Ehrlich’s Targets: Baltimore County, Anne Arundel and MoCo

The Post’s John Wagner believes that the Washington suburbs will be key to Bob Ehrlich’s chances in the Governor’s race this fall. There is much to recommend his analysis, but we see it a little differently. Ehrlich has a strong incentive to keep his base strong in places like Western Maryland and the Eastern Shore, where he beat O’Malley by 20 points or more in many counties in 2006. But he also needs to target Baltimore County, Anne Arundel County and – surprisingly enough – Montgomery County. Why? Because all three counties contain large numbers of two key groups of voters Ehrlich needs to win.

Most demographics can be counted on to vote one way or another. Republicans will vote for Ehrlich by HUGE margins regardless of what the State Democrats say. People of color and women will favor the Democrats. For Ehrlich to have a chance against Martin O’Malley, he will have to receive both big margins and turnout from two groups who are not automatic votes: independents and white men.

In March 2010, the state had 479,824 unaffiliated voters, about 14% of its total. But that overestimates the influence of independents at the ballot box because they turn out less than Democrats or Republicans. In gubernatorial election years, independent turnout is about 20 points less than members of either major party.

Still, because Republicans comprise only about a fifth of the electorate, Ehrlich needs strong support from independents to win. In 2002, the last poll taken before the general election showed Ehrlich leading Kathleen Kennedy Townsend by five points among independents. We believe the final margin was higher than that. Independents turned out at a higher rate that year than in 1998 or 2006 and Ehrlich won. The last Gonzales poll in January showed O’Malley leading Ehrlich among independents by three points, but that was in the poll’s margin of error.

Here is where unaffiliated voters lived in March 2010.

Forty-seven percent of independents live in three counties: Montgomery, Baltimore and Anne Arundel. Ehrlich must mobilize all of them to win.

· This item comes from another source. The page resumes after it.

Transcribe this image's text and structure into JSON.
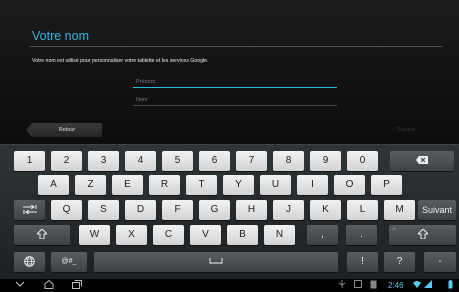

The other group Ehrlich needs is white males. Right before his 2002 victory, Ehrlich led Townsend by 24 points among whites and 15 points among men. In January 2010, Ehrlich led O’Malley by 10 points among whites and trailed him by 2 points among men. Ehrlich needs to get those margins up and one way to do it is by appealing to his strongest demographic group: white men.

Here is where non-Hispanic white males lived in 2006-2008 according to the Census Bureau.

Forty-three percent of white men live in three counties: Montgomery, Baltimore and Anne Arundel. This is very close to the residence pattern of independents. Ehrlich needs to have a presence in all three counties to win.

And how about the other swing group: conservative Democrats? They are impossible to identify from either registrations or Census data, but the Ehrlich team will have a proxy to help find them: former Delegate George Owings’s primary vote against O’Malley. Precincts where he does best will be seen as strongholds of protest votes cast against O’Malley by moderate and right-wing Democrats. If we were working for Ehrlich, we would target Democrats in those precincts for special mailers featuring Democratic endorsements for Ehrlich. Owings, who once served in Ehrlich’s cabinet, could be one of them.